** Record extracts follows **

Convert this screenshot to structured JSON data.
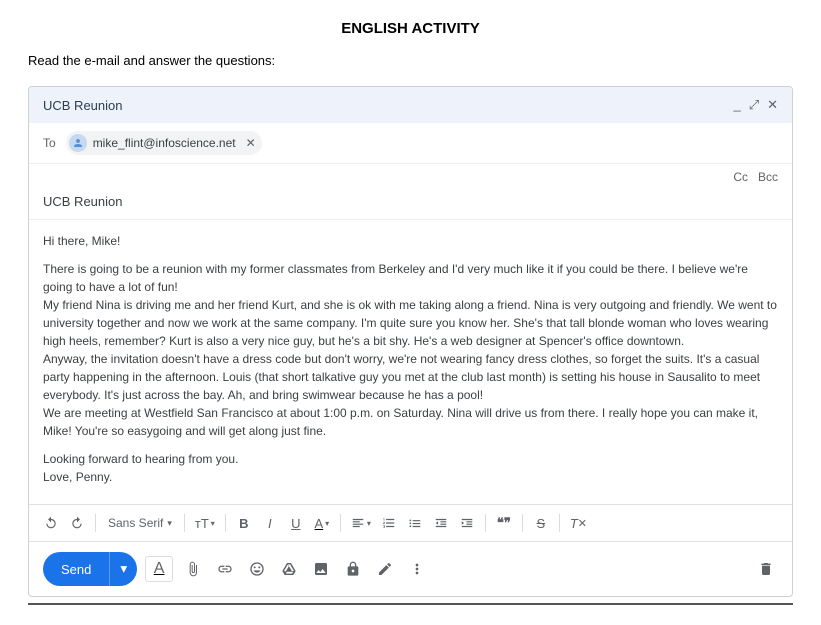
{
  "page": {
    "title": "ENGLISH ACTIVITY",
    "instruction": "Read the e-mail and answer the questions:"
  },
  "compose": {
    "subject_header": "UCB Reunion",
    "to_label": "To",
    "recipient": "mike_flint@infoscience.net",
    "cc_label": "Cc",
    "bcc_label": "Bcc",
    "subject_line": "UCB Reunion",
    "body": {
      "greeting": "Hi there, Mike!",
      "p1": "There is going to be a reunion with my former classmates from Berkeley and I'd very much like it if you could be there. I believe we're going to have a lot of fun!",
      "p2": "My friend Nina is driving me and her friend Kurt, and she is ok with me taking along a friend. Nina is very outgoing and friendly. We went to university together and now we work at the same company. I'm quite sure you know her. She's that tall blonde woman who loves wearing high heels, remember? Kurt is also a very nice guy, but he's a bit shy. He's a web designer at Spencer's office downtown.",
      "p3": "Anyway, the invitation doesn't have a dress code but don't worry, we're not wearing fancy dress clothes, so forget the suits. It's a casual party happening in the afternoon. Louis (that short talkative guy you met at the club last month) is setting his house in Sausalito to meet everybody. It's just across the bay.  Ah, and bring swimwear because he has a pool!",
      "p4": "We are meeting at Westfield San Francisco at about 1:00 p.m. on Saturday. Nina will drive us from there. I really hope you can make it, Mike! You're so easygoing and will get along just fine.",
      "closing1": "Looking forward to hearing from you.",
      "closing2": "Love, Penny."
    }
  },
  "toolbar": {
    "font": "Sans Serif",
    "send_label": "Send"
  }
}
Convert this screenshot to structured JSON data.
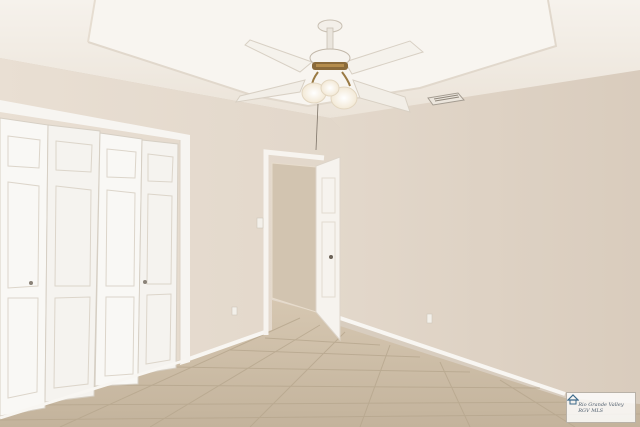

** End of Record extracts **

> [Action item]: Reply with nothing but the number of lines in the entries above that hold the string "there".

> [Reply]: 3